[Start of section]

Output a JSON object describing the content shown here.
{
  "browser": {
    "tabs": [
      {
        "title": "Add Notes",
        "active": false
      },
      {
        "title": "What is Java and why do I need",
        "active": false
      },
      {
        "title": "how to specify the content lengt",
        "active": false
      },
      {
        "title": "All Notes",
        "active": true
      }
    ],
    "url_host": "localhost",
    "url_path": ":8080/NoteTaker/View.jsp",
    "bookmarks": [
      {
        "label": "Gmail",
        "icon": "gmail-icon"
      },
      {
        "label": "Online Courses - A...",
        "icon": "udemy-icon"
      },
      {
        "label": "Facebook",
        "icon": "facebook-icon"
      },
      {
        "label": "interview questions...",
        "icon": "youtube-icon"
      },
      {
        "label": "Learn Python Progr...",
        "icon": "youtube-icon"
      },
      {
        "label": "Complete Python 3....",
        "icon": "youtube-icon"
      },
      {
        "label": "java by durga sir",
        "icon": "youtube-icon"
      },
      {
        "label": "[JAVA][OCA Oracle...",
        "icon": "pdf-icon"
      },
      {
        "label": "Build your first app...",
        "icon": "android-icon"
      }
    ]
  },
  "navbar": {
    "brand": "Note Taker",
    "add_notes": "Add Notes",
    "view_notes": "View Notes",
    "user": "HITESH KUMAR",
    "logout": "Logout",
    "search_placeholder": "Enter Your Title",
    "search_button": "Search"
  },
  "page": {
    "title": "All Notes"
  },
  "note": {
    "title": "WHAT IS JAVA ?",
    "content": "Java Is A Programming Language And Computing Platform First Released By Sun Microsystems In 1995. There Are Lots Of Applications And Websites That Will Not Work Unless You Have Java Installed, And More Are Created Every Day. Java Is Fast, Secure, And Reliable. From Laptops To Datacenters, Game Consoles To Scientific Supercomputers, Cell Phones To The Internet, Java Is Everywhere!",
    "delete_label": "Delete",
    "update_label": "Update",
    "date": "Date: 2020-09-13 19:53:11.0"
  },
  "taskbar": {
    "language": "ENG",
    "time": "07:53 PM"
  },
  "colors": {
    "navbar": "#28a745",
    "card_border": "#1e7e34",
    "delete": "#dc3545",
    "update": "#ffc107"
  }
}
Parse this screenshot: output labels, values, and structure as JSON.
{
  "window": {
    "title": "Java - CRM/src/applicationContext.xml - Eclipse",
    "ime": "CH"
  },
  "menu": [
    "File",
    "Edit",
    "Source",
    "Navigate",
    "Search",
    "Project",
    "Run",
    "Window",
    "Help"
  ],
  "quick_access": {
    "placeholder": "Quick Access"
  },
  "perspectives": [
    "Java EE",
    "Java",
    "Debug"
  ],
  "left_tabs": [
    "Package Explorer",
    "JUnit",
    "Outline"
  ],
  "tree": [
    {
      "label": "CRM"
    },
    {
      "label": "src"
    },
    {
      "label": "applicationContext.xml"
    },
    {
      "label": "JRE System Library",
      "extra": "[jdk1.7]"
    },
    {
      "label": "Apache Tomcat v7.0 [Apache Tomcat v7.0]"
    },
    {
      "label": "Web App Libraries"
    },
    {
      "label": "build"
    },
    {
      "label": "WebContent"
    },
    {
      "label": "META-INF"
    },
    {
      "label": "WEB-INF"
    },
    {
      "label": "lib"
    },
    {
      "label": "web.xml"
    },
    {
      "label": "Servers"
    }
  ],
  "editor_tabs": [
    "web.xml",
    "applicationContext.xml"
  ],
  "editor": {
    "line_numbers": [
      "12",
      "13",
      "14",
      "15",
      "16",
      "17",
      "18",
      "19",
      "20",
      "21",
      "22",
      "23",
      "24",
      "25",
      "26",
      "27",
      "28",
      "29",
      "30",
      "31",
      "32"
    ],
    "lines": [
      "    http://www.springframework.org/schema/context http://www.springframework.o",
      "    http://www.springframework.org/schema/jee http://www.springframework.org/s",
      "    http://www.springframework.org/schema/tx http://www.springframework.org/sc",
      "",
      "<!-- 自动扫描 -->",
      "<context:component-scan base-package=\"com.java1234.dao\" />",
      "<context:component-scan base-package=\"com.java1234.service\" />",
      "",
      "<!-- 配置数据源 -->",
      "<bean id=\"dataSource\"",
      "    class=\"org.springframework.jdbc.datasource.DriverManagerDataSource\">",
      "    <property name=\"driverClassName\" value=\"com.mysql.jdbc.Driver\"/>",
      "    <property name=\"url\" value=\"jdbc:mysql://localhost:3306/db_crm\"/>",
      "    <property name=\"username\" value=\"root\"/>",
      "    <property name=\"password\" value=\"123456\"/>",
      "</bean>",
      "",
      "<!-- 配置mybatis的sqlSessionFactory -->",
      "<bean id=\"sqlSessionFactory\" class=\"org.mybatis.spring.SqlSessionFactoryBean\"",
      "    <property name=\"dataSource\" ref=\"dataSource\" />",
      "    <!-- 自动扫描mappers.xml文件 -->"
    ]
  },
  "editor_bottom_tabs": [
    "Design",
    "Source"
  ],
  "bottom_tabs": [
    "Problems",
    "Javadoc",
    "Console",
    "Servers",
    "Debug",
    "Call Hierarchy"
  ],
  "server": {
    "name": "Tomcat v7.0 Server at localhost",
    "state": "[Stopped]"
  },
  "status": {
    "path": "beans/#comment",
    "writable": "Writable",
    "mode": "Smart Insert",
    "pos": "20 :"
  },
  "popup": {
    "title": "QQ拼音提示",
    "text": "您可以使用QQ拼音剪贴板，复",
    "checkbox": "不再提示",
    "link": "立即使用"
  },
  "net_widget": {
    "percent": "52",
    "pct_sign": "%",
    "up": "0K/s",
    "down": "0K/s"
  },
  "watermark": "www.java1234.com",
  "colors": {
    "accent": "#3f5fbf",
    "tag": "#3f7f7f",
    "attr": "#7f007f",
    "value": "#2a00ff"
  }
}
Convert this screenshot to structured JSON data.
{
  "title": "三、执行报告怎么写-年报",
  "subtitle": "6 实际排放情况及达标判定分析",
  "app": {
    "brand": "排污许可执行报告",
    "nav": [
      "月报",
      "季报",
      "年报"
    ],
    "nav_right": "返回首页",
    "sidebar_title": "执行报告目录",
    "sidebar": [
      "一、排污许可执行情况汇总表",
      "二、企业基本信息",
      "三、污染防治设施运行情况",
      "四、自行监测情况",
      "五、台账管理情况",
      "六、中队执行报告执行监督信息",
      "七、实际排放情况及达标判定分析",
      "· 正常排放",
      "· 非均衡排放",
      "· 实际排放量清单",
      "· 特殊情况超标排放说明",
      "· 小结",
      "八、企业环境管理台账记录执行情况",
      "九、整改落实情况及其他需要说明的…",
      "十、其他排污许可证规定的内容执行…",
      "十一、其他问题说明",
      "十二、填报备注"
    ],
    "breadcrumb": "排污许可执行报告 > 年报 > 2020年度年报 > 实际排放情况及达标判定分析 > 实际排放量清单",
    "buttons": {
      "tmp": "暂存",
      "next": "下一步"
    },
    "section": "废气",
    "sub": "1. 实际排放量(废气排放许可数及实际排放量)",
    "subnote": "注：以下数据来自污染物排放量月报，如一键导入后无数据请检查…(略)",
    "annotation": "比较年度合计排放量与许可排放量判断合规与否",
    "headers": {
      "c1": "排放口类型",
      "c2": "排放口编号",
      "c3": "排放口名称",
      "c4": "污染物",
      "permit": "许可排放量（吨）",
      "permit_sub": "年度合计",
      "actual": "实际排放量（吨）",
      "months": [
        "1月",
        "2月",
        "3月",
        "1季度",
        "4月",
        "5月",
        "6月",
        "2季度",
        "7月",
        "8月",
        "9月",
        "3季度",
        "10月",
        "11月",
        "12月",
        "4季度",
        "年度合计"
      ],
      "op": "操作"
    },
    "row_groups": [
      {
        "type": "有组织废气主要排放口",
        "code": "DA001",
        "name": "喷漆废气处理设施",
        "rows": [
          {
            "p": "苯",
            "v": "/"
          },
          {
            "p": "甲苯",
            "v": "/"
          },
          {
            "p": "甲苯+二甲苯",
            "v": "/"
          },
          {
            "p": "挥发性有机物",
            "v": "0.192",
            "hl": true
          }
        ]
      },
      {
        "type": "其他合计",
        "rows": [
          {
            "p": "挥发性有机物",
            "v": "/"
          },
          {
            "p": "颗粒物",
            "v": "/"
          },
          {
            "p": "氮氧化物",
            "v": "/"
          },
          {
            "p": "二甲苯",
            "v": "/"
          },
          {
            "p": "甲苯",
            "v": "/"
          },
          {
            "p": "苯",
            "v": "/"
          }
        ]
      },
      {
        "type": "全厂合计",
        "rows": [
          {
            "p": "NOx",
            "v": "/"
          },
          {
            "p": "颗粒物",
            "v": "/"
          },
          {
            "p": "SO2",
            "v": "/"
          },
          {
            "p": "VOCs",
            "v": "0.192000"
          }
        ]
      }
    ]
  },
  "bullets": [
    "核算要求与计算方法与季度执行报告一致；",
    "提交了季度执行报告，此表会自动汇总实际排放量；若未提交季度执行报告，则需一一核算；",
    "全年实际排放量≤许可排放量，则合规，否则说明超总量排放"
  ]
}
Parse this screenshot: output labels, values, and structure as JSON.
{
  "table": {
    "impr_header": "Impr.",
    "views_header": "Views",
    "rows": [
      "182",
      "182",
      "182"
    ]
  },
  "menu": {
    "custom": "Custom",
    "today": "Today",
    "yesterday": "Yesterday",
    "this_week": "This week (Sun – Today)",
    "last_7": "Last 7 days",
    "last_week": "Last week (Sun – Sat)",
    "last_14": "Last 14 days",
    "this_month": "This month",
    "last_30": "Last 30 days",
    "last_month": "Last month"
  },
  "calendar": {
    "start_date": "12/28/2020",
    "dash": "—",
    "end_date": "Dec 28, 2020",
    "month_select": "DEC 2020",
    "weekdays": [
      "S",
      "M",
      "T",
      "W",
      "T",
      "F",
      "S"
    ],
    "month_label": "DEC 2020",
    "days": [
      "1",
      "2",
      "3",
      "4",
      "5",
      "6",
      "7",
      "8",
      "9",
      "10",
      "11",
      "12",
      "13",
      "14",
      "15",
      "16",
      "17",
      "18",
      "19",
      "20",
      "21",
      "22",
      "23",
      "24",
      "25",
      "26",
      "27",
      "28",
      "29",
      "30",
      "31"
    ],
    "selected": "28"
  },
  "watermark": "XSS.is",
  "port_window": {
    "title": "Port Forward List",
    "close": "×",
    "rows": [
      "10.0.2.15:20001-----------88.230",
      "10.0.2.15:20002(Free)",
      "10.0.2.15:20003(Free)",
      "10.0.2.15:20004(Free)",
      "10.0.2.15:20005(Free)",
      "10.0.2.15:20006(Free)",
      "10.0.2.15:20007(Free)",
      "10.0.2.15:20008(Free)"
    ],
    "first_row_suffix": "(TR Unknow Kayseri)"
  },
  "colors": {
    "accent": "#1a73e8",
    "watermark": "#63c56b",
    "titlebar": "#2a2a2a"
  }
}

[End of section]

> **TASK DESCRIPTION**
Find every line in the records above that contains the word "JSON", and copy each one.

> **REPLY TO THE EXERCISE**
Output a JSON object describing the content shown here.
Parse this screenshot: output labels, values, and structure as JSON.
Convert this screenshot to structured JSON data.
Parse this screenshot: output labels, values, and structure as JSON.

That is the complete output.